A number of lifetimes and timescales are being used in both scientific and policy context to describe the behavior of heat-absorbing gases in the atmosphere. These concepts are very important for the discussion on whether anthropogenic CO2 will be accumulated in the atmosphere and exert an additional global “Greenhouse Effect” warming. If each CO2 molecule in the atmosphere has a short lifetime, it means that the CO2 molecules will be removed fast from the atmosphere to be absorbed in another reservoir.

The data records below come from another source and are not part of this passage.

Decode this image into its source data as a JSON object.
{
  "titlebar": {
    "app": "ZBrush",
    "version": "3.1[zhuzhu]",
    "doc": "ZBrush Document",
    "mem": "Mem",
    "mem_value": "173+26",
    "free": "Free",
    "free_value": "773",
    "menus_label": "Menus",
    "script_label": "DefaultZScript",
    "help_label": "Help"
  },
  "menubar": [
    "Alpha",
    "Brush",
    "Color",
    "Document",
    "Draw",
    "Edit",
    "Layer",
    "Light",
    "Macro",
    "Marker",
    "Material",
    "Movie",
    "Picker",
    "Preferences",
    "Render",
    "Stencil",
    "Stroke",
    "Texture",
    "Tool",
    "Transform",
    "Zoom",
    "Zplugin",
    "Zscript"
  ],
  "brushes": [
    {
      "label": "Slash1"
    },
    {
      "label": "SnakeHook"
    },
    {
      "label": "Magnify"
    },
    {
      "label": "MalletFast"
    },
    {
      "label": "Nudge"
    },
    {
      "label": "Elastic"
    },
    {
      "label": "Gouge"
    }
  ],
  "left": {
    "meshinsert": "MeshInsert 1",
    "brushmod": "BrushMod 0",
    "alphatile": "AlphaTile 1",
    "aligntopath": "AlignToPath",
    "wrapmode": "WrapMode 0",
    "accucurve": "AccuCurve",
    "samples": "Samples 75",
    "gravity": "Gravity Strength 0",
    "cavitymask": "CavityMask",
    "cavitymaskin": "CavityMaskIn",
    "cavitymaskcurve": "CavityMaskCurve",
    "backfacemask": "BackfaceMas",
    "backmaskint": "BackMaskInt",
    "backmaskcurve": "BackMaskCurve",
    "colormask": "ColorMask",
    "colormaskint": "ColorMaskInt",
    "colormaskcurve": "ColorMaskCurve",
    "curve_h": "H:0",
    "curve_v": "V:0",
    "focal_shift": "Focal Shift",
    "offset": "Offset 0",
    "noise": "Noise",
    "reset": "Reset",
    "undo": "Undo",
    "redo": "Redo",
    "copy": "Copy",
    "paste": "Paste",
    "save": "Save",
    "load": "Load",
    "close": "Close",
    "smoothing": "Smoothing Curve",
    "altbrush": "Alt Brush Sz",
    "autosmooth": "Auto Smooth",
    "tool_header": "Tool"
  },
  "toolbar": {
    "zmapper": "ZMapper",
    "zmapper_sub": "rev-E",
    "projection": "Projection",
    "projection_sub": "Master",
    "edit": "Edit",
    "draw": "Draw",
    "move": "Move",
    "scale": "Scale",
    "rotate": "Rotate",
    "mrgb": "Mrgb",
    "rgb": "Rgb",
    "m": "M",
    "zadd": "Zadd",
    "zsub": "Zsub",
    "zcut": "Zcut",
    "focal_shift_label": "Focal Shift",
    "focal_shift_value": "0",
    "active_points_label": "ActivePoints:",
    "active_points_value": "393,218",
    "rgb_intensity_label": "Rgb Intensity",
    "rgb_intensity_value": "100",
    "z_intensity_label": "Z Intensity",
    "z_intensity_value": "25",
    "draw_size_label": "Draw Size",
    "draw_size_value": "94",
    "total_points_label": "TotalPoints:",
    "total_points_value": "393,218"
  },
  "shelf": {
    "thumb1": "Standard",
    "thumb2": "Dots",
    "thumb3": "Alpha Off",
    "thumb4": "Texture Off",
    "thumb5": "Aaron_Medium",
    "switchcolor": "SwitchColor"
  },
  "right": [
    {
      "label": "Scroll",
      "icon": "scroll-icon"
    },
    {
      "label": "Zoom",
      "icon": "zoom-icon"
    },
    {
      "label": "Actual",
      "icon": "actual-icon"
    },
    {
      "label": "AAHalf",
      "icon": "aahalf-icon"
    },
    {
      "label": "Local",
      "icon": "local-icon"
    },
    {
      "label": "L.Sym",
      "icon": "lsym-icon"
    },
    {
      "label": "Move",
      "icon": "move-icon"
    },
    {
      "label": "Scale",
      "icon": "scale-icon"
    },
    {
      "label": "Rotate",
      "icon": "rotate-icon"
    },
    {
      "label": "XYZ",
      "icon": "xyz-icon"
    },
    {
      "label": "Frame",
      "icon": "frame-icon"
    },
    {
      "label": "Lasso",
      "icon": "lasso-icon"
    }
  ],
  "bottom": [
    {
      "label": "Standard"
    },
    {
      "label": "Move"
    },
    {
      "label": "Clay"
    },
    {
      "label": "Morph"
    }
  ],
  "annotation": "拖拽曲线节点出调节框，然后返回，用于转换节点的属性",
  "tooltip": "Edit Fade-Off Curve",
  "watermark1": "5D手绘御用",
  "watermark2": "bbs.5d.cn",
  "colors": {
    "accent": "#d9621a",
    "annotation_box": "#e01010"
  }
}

The atmospheric residence time (i.e. lifetime; turnover time) of CO2 has been quantified based on measurements of natural radiocarbon (carbon-14) levels in the atmosphere and the ocean surface; the changes in those levels caused by anthropogenic effects, like “bomb carbon-14” added to the atmosphere by nuclear explosions; and the “Suess Effect” caused by the addition of old carbon-14-free CO2 from combustion of fossil fuels; and the application of gas exchange theory to rates determined for the inert radioactive gas radon-222. The results from these measurements are in Table 2, … in addition to the solubility data, and the carbon-13/carbon-12 mass-balance calculation. The last two recent methods give a lifetime of 5.4 years based on completely different methods.